Every record below should be retyped exactly, and no picture should appear in the copy.

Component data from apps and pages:
"""

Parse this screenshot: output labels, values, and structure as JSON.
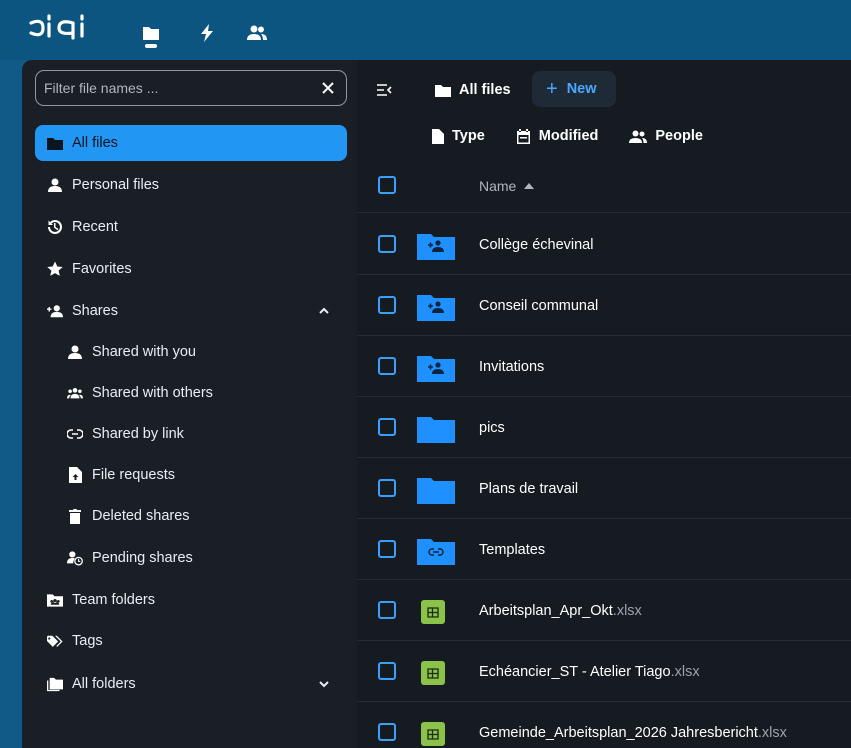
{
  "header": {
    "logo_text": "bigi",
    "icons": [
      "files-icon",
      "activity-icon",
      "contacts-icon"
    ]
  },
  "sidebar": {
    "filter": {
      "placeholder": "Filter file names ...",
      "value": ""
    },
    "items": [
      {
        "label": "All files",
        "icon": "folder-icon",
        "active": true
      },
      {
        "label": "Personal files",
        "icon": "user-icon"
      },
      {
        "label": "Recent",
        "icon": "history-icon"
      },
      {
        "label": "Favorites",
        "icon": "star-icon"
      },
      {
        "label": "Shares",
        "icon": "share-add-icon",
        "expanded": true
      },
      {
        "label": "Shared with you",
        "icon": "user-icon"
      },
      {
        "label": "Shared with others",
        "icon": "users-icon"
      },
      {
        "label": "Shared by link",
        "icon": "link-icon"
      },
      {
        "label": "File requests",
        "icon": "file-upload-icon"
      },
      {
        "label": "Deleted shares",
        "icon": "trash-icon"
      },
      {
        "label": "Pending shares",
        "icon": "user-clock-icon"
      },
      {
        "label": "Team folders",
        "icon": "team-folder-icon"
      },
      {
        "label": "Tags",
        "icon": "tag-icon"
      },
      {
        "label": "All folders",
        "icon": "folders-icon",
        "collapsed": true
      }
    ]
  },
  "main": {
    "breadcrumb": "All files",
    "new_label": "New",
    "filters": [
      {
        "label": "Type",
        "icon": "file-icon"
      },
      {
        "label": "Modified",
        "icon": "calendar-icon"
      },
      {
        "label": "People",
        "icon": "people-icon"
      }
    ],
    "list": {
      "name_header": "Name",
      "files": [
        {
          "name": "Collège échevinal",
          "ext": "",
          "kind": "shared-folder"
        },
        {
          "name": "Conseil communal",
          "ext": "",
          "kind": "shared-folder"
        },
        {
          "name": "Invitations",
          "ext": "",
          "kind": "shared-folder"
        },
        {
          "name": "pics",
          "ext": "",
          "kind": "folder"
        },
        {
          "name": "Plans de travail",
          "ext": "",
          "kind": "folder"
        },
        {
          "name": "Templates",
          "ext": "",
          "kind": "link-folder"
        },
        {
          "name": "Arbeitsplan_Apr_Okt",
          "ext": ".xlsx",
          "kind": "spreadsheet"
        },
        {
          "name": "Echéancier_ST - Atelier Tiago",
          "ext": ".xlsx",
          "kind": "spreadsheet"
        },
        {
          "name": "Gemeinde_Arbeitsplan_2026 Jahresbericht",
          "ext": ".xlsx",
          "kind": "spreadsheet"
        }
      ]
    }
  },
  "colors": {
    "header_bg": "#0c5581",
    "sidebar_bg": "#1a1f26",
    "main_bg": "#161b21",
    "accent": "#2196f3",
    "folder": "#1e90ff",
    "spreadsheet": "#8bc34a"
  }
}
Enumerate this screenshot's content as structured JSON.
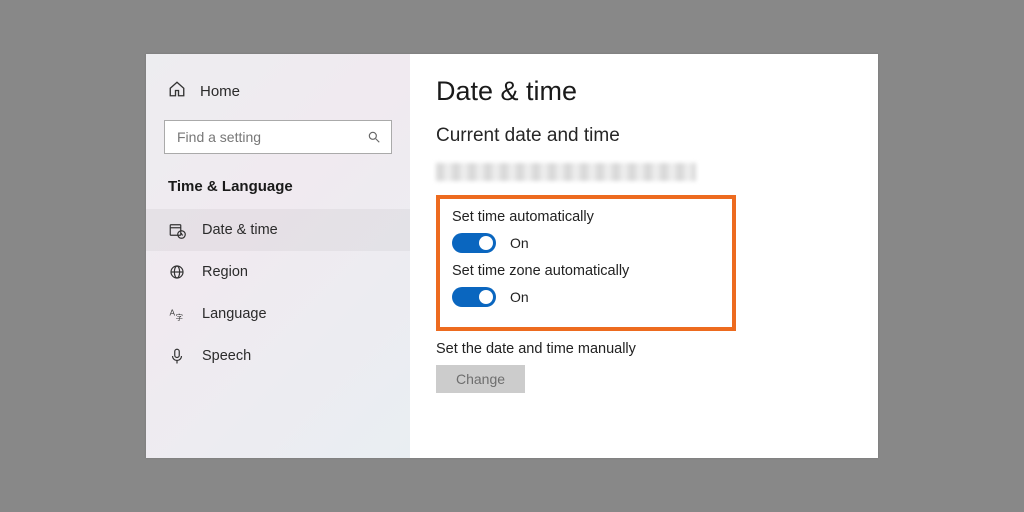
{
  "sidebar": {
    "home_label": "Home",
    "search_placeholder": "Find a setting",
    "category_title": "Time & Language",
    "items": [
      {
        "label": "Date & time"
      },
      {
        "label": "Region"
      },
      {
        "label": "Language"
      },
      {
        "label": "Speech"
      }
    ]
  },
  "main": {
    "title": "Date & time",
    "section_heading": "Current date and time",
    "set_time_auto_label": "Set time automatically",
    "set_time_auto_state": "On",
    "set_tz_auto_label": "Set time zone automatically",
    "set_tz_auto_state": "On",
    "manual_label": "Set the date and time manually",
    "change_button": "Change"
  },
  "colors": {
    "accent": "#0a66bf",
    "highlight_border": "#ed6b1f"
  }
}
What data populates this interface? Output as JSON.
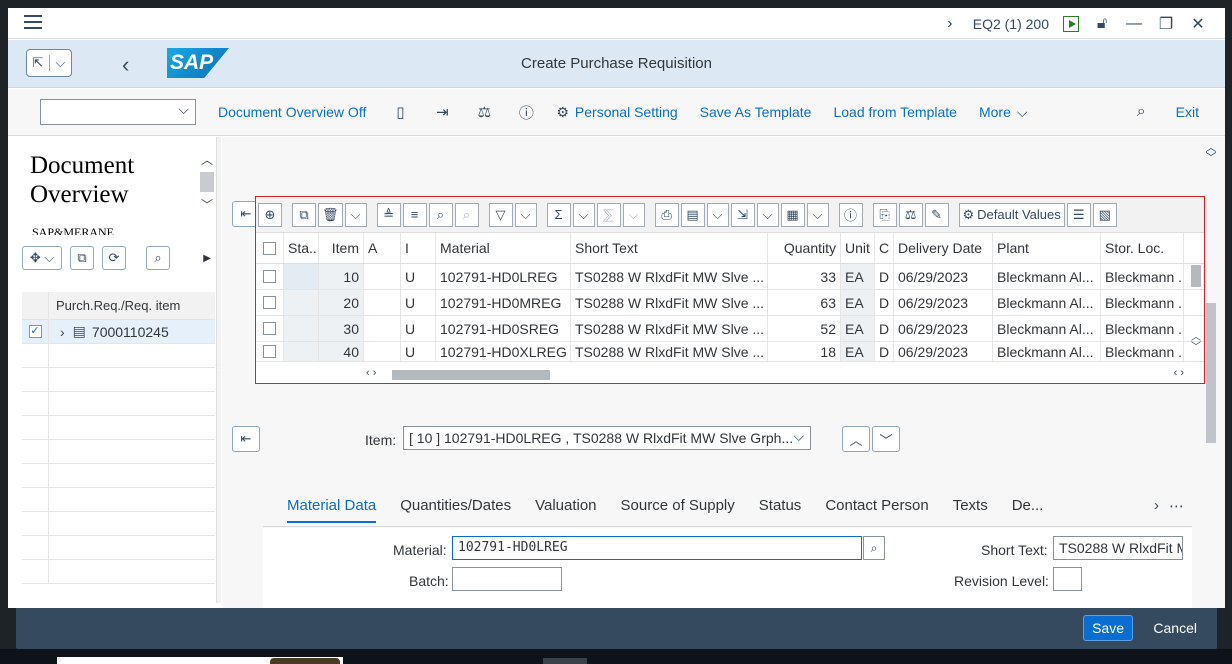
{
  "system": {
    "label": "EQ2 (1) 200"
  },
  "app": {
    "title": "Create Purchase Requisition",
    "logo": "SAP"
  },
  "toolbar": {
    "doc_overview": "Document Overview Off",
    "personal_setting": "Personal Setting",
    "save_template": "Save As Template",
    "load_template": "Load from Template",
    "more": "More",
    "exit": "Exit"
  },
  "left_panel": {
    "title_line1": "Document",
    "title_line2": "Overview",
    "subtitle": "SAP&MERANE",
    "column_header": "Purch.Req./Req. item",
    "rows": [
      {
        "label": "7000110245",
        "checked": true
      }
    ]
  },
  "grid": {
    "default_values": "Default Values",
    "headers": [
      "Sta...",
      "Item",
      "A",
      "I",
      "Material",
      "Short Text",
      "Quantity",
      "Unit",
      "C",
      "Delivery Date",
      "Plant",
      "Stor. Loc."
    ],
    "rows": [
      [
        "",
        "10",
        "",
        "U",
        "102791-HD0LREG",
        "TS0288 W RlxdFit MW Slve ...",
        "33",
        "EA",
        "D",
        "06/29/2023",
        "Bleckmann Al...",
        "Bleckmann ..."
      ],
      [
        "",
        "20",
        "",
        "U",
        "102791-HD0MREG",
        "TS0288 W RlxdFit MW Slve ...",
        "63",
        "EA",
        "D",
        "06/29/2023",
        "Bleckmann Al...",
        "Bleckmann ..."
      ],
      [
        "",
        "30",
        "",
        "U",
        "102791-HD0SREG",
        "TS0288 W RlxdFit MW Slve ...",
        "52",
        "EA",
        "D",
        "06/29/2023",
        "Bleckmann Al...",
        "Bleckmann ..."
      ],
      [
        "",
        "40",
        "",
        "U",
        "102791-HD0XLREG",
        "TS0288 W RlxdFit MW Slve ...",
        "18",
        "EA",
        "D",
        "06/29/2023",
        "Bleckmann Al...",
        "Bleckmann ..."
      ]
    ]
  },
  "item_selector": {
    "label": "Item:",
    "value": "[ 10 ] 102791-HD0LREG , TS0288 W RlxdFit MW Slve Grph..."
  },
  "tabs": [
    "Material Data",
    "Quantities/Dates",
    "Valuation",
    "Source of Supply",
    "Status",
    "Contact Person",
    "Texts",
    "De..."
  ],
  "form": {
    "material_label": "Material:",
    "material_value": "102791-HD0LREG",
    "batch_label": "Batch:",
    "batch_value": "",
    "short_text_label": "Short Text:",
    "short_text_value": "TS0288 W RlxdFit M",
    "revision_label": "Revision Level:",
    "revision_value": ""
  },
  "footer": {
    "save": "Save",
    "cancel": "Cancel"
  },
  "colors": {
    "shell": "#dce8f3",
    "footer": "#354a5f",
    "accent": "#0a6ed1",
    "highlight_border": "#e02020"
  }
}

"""

RESPONSE:
Parse this screenshot: output labels, values, and structure as JSON.
{
  "header": {
    "logo_text": "bigi",
    "icons": [
      "files-icon",
      "activity-icon",
      "contacts-icon"
    ]
  },
  "sidebar": {
    "filter": {
      "placeholder": "Filter file names ...",
      "value": ""
    },
    "items": [
      {
        "label": "All files",
        "icon": "folder-icon",
        "active": true
      },
      {
        "label": "Personal files",
        "icon": "user-icon"
      },
      {
        "label": "Recent",
        "icon": "history-icon"
      },
      {
        "label": "Favorites",
        "icon": "star-icon"
      },
      {
        "label": "Shares",
        "icon": "share-add-icon",
        "expanded": true
      },
      {
        "label": "Shared with you",
        "icon": "user-icon"
      },
      {
        "label": "Shared with others",
        "icon": "users-icon"
      },
      {
        "label": "Shared by link",
        "icon": "link-icon"
      },
      {
        "label": "File requests",
        "icon": "file-upload-icon"
      },
      {
        "label": "Deleted shares",
        "icon": "trash-icon"
      },
      {
        "label": "Pending shares",
        "icon": "user-clock-icon"
      },
      {
        "label": "Team folders",
        "icon": "team-folder-icon"
      },
      {
        "label": "Tags",
        "icon": "tag-icon"
      },
      {
        "label": "All folders",
        "icon": "folders-icon",
        "collapsed": true
      }
    ]
  },
  "main": {
    "breadcrumb": "All files",
    "new_label": "New",
    "filters": [
      {
        "label": "Type",
        "icon": "file-icon"
      },
      {
        "label": "Modified",
        "icon": "calendar-icon"
      },
      {
        "label": "People",
        "icon": "people-icon"
      }
    ],
    "list": {
      "name_header": "Name",
      "files": [
        {
          "name": "Collège échevinal",
          "ext": "",
          "kind": "shared-folder"
        },
        {
          "name": "Conseil communal",
          "ext": "",
          "kind": "shared-folder"
        },
        {
          "name": "Invitations",
          "ext": "",
          "kind": "shared-folder"
        },
        {
          "name": "pics",
          "ext": "",
          "kind": "folder"
        },
        {
          "name": "Plans de travail",
          "ext": "",
          "kind": "folder"
        },
        {
          "name": "Templates",
          "ext": "",
          "kind": "link-folder"
        },
        {
          "name": "Arbeitsplan_Apr_Okt",
          "ext": ".xlsx",
          "kind": "spreadsheet"
        },
        {
          "name": "Echéancier_ST - Atelier Tiago",
          "ext": ".xlsx",
          "kind": "spreadsheet"
        },
        {
          "name": "Gemeinde_Arbeitsplan_2026 Jahresbericht",
          "ext": ".xlsx",
          "kind": "spreadsheet"
        }
      ]
    }
  },
  "colors": {
    "header_bg": "#0c5581",
    "sidebar_bg": "#1a1f26",
    "main_bg": "#161b21",
    "accent": "#2196f3",
    "folder": "#1e90ff",
    "spreadsheet": "#8bc34a"
  }
}
Enumerate this screenshot's content as structured JSON.
{
  "sidebar": {
    "home_label": "Home",
    "search_placeholder": "Find a setting",
    "category_title": "Time & Language",
    "items": [
      {
        "label": "Date & time"
      },
      {
        "label": "Region"
      },
      {
        "label": "Language"
      },
      {
        "label": "Speech"
      }
    ]
  },
  "main": {
    "title": "Date & time",
    "section_heading": "Current date and time",
    "set_time_auto_label": "Set time automatically",
    "set_time_auto_state": "On",
    "set_tz_auto_label": "Set time zone automatically",
    "set_tz_auto_state": "On",
    "manual_label": "Set the date and time manually",
    "change_button": "Change"
  },
  "colors": {
    "accent": "#0a66bf",
    "highlight_border": "#ed6b1f"
  }
}
What data populates this interface? Output as JSON.
{
  "system": {
    "label": "EQ2 (1) 200"
  },
  "app": {
    "title": "Create Purchase Requisition",
    "logo": "SAP"
  },
  "toolbar": {
    "doc_overview": "Document Overview Off",
    "personal_setting": "Personal Setting",
    "save_template": "Save As Template",
    "load_template": "Load from Template",
    "more": "More",
    "exit": "Exit"
  },
  "left_panel": {
    "title_line1": "Document",
    "title_line2": "Overview",
    "subtitle": "SAP&MERANE",
    "column_header": "Purch.Req./Req. item",
    "rows": [
      {
        "label": "7000110245",
        "checked": true
      }
    ]
  },
  "grid": {
    "default_values": "Default Values",
    "headers": [
      "Sta...",
      "Item",
      "A",
      "I",
      "Material",
      "Short Text",
      "Quantity",
      "Unit",
      "C",
      "Delivery Date",
      "Plant",
      "Stor. Loc."
    ],
    "rows": [
      [
        "",
        "10",
        "",
        "U",
        "102791-HD0LREG",
        "TS0288 W RlxdFit MW Slve ...",
        "33",
        "EA",
        "D",
        "06/29/2023",
        "Bleckmann Al...",
        "Bleckmann ..."
      ],
      [
        "",
        "20",
        "",
        "U",
        "102791-HD0MREG",
        "TS0288 W RlxdFit MW Slve ...",
        "63",
        "EA",
        "D",
        "06/29/2023",
        "Bleckmann Al...",
        "Bleckmann ..."
      ],
      [
        "",
        "30",
        "",
        "U",
        "102791-HD0SREG",
        "TS0288 W RlxdFit MW Slve ...",
        "52",
        "EA",
        "D",
        "06/29/2023",
        "Bleckmann Al...",
        "Bleckmann ..."
      ],
      [
        "",
        "40",
        "",
        "U",
        "102791-HD0XLREG",
        "TS0288 W RlxdFit MW Slve ...",
        "18",
        "EA",
        "D",
        "06/29/2023",
        "Bleckmann Al...",
        "Bleckmann ..."
      ]
    ]
  },
  "item_selector": {
    "label": "Item:",
    "value": "[ 10 ] 102791-HD0LREG , TS0288 W RlxdFit MW Slve Grph..."
  },
  "tabs": [
    "Material Data",
    "Quantities/Dates",
    "Valuation",
    "Source of Supply",
    "Status",
    "Contact Person",
    "Texts",
    "De..."
  ],
  "form": {
    "material_label": "Material:",
    "material_value": "102791-HD0LREG",
    "batch_label": "Batch:",
    "batch_value": "",
    "short_text_label": "Short Text:",
    "short_text_value": "TS0288 W RlxdFit M",
    "revision_label": "Revision Level:",
    "revision_value": ""
  },
  "footer": {
    "save": "Save",
    "cancel": "Cancel"
  },
  "colors": {
    "shell": "#dce8f3",
    "footer": "#354a5f",
    "accent": "#0a6ed1",
    "highlight_border": "#e02020"
  }
}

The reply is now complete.